Big Ag's $100 Million Energy Subsidy
Power Drain: Secret Subsidies
The Bureau of Reclamation's website has an impressive amount of information about the inner workings of the CVP: Dozens of spreadsheets - updated every year - that detail the fine print of how the agency calculates water rates, what the components of these rates are for each contractor, and what the overall financial picture of the CVP looks like. 
At first glance, this transparency seems to extend to power charges as well. If you know where to look, you can find information on how much different water districts paid for the energy used for water storage and direct pumping in a given year. You can find information on how much of the CVP's capital costs have been assigned to different pumping plants, and which contractors benefit from these plants. You can even find information on how much energy the Bureau predicts the CVP will use from 1981 to 2030. 
But here's what the Bureau doesn't tell you.
There's no information on actual conveyance-related power charges, only that these costs were billed directly to water districts. Information on total power charges per acre-foot of water for water storage and direct pumping is folded into the contractor's water rates. And no matter how hard you look, you won't find the actual power rate (cents per kWh) charged to CVP contractors or enough information to calculate it. 
Through the Freedom of Information Act, EWG obtained Bureau Reclamation data that allowed us to calculate this rate. We soon understood why the agency wants to keep this information a secret.
Calculating power subsidies
To calculate the power subsidies being given to CVP agribusinesses, EWG obtained and analyzed hundreds of pages of federal and state documents. These documents came not only from the Bureau of Reclamation, but also from two state-formed agencies (the Tehama-Colusa Canal Authority and the San Luis-Delta Mendota Water Authority) that help administer water delivery in the CVP.
From the documents we found that all water districts are charged the same power rate in a given year.  This is in complete contrast to the situation with water: Different CVP districts have historically paid water rates that vary by orders of magnitude. Although these inequities have decreased since the signing of new long-term water contracts over the last two years, there are still great discrepancies between one district's price for water vs. another. For example, the 2007 contract rate for the Banta-Carbona Water District is $27.34 per acre-foot, which is about half the $56.72 per acre-foot contract water rate for Pacheco Water District, even though both districts get water from the Delta-Mendota Canal. 
What was startling was the astounding low price CVP districts were paying for the power used to store and transport irrigation water: just 1.1 cents per kWh in 2002, and 0.95 cents per kWh in 2003. 
To calculate the value of the subsidy inherent in these low rates, we first tallied up how much electricity each CVP district used in a given year, based on the data obtained from our public records requests as well as documents that are available on the Bureau of Reclamation's website. [4,18,19] We then compared CVP electricity rates to the agricultural electricity rates charged by Pacific Gas & Electric, the major power provider in the CVP service area.
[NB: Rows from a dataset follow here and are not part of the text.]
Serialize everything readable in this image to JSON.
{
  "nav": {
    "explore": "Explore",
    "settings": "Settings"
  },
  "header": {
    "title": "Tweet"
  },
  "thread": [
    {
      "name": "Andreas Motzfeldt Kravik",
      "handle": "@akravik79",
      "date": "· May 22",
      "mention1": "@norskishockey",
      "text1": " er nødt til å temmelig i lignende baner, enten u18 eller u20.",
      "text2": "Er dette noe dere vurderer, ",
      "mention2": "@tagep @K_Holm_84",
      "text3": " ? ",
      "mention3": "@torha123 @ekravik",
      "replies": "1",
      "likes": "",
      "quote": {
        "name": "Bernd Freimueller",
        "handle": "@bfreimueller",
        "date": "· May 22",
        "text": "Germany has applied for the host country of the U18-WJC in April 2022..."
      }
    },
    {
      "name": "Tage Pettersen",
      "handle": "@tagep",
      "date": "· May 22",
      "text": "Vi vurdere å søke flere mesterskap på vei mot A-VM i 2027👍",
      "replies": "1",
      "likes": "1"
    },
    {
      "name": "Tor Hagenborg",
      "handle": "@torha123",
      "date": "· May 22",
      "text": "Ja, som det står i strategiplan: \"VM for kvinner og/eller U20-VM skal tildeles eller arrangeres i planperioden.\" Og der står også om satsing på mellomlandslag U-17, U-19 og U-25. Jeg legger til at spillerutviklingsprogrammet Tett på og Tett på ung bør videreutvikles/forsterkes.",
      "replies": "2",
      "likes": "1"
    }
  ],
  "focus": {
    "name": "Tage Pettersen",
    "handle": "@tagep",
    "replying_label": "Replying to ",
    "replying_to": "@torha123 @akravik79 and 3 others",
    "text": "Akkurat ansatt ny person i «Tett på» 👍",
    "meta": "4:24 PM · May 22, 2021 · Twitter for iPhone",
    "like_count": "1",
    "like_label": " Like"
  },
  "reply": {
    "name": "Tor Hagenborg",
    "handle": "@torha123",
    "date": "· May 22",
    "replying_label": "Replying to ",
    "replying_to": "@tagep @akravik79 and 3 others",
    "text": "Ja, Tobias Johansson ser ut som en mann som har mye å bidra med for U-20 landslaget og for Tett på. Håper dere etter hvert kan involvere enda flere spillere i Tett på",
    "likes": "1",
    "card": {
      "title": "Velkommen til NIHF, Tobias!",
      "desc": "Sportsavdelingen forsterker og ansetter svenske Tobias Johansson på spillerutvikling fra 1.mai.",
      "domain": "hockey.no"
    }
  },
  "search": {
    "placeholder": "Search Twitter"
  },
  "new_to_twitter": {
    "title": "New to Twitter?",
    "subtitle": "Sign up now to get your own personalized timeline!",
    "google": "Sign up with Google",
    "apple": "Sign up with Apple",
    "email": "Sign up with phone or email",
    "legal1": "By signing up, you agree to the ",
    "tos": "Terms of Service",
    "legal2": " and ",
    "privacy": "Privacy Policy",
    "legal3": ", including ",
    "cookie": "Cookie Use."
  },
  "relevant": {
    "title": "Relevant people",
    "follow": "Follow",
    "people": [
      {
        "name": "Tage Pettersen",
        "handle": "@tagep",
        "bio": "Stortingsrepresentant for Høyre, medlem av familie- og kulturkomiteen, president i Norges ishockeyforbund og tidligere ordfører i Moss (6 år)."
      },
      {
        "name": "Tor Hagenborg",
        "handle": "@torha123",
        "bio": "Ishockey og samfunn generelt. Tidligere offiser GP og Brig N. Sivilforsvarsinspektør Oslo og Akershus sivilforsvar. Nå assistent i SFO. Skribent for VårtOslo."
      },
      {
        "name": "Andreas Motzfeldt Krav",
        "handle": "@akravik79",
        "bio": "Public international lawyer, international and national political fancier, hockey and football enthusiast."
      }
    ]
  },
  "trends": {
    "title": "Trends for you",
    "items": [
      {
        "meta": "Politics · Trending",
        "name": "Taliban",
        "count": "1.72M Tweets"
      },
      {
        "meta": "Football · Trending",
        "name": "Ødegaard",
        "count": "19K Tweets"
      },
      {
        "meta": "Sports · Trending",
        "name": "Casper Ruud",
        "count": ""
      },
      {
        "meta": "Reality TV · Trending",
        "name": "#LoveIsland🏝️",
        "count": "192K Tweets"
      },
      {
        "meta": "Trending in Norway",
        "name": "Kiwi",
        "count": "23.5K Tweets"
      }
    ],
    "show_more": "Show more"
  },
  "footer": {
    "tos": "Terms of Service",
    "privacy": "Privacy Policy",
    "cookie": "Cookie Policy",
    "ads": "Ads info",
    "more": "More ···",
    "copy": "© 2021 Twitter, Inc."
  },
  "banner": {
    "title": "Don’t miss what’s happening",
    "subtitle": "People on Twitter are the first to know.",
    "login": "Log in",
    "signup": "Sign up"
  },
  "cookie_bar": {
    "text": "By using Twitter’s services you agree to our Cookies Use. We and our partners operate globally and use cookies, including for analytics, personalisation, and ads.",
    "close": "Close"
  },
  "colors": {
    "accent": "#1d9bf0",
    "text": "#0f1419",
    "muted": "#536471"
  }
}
In both 2002 and 2003, PG&E's agricultural power rate was 13.5 cents per kWh - 12 to 14 times higher than what CVP agribusiness pay to move their water.  Since the CVP used 926 million kWh of electricity to pump agricultural water in 2002 and 837 million kWh in 2003, this works out to a total power subsidy of $115 million in 2002 and $105 million for those two years, respectively. Notably, PG&E has about 100,000 agricultural power accounts, while the CVP serves fewer than 7,000 farms. [21,22] In other words, if your farm happens to be located within the CVP service area, you are one of the lucky few eligible for a power and water subsidy windfall.
For comparison purposes, it is useful to also consider what non-agricultural customers paid for power. In 2002-2003, PG&E's industrial customers paid 11.5 cents per kWh. In 2003, the industrial customers of the four other largest power providers in California paid between 8.6 and 12.7 cents per kWh.3 Residential customers also paid far higher electricity rates than CVP agribusinesses: In 2002 and 2003 PG&E's residential customers paid 14.2 cents per kWh, while in 2003 residential customers of the other four largest power providers paid between 10.1 and 16.3 cents per kWh.  (Agricultural power rates were not available for the other four large providers.)
3Similar figures were not available for 2002.